INSTRUCTIONS TO FOLLOW:
Give back all of the data verbatim.

DATA EXTRACTS:

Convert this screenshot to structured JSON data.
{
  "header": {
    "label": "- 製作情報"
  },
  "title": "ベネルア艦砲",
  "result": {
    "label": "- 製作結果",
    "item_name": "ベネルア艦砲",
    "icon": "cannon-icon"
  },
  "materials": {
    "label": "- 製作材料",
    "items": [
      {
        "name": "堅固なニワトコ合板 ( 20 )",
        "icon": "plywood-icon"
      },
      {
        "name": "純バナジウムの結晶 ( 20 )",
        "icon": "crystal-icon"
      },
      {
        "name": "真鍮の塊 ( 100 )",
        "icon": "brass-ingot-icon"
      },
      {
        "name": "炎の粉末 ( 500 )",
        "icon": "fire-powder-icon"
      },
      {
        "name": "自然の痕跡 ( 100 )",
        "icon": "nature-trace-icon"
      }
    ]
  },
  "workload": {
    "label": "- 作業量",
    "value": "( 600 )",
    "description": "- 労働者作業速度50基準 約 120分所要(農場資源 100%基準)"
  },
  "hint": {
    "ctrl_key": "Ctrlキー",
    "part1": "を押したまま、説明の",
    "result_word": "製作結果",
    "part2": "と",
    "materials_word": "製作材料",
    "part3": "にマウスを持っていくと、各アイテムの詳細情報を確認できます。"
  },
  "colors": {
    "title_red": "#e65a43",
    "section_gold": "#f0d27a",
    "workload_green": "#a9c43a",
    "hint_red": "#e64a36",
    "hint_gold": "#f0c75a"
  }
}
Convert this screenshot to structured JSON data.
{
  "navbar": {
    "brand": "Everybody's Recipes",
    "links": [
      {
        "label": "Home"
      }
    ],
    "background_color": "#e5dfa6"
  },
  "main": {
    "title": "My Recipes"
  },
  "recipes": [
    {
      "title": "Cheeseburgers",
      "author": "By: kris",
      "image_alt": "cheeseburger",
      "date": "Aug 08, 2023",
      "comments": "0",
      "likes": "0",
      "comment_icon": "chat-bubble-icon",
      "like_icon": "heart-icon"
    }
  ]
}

SOLUTION TO THIS TASK:
Convert this screenshot to structured JSON data.
{
  "header": {
    "label": "- 製作情報"
  },
  "title": "ベネルア艦砲",
  "result": {
    "label": "- 製作結果",
    "item_name": "ベネルア艦砲",
    "icon": "cannon-icon"
  },
  "materials": {
    "label": "- 製作材料",
    "items": [
      {
        "name": "堅固なニワトコ合板 ( 20 )",
        "icon": "plywood-icon"
      },
      {
        "name": "純バナジウムの結晶 ( 20 )",
        "icon": "crystal-icon"
      },
      {
        "name": "真鍮の塊 ( 100 )",
        "icon": "brass-ingot-icon"
      },
      {
        "name": "炎の粉末 ( 500 )",
        "icon": "fire-powder-icon"
      },
      {
        "name": "自然の痕跡 ( 100 )",
        "icon": "nature-trace-icon"
      }
    ]
  },
  "workload": {
    "label": "- 作業量",
    "value": "( 600 )",
    "description": "- 労働者作業速度50基準 約 120分所要(農場資源 100%基準)"
  },
  "hint": {
    "ctrl_key": "Ctrlキー",
    "part1": "を押したまま、説明の",
    "result_word": "製作結果",
    "part2": "と",
    "materials_word": "製作材料",
    "part3": "にマウスを持っていくと、各アイテムの詳細情報を確認できます。"
  },
  "colors": {
    "title_red": "#e65a43",
    "section_gold": "#f0d27a",
    "workload_green": "#a9c43a",
    "hint_red": "#e64a36",
    "hint_gold": "#f0c75a"
  }
}
Convert this screenshot to structured JSON data.
{
  "navbar": {
    "brand": "Everybody's Recipes",
    "links": [
      {
        "label": "Home"
      }
    ],
    "background_color": "#e5dfa6"
  },
  "main": {
    "title": "My Recipes"
  },
  "recipes": [
    {
      "title": "Cheeseburgers",
      "author": "By: kris",
      "image_alt": "cheeseburger",
      "date": "Aug 08, 2023",
      "comments": "0",
      "likes": "0",
      "comment_icon": "chat-bubble-icon",
      "like_icon": "heart-icon"
    }
  ]
}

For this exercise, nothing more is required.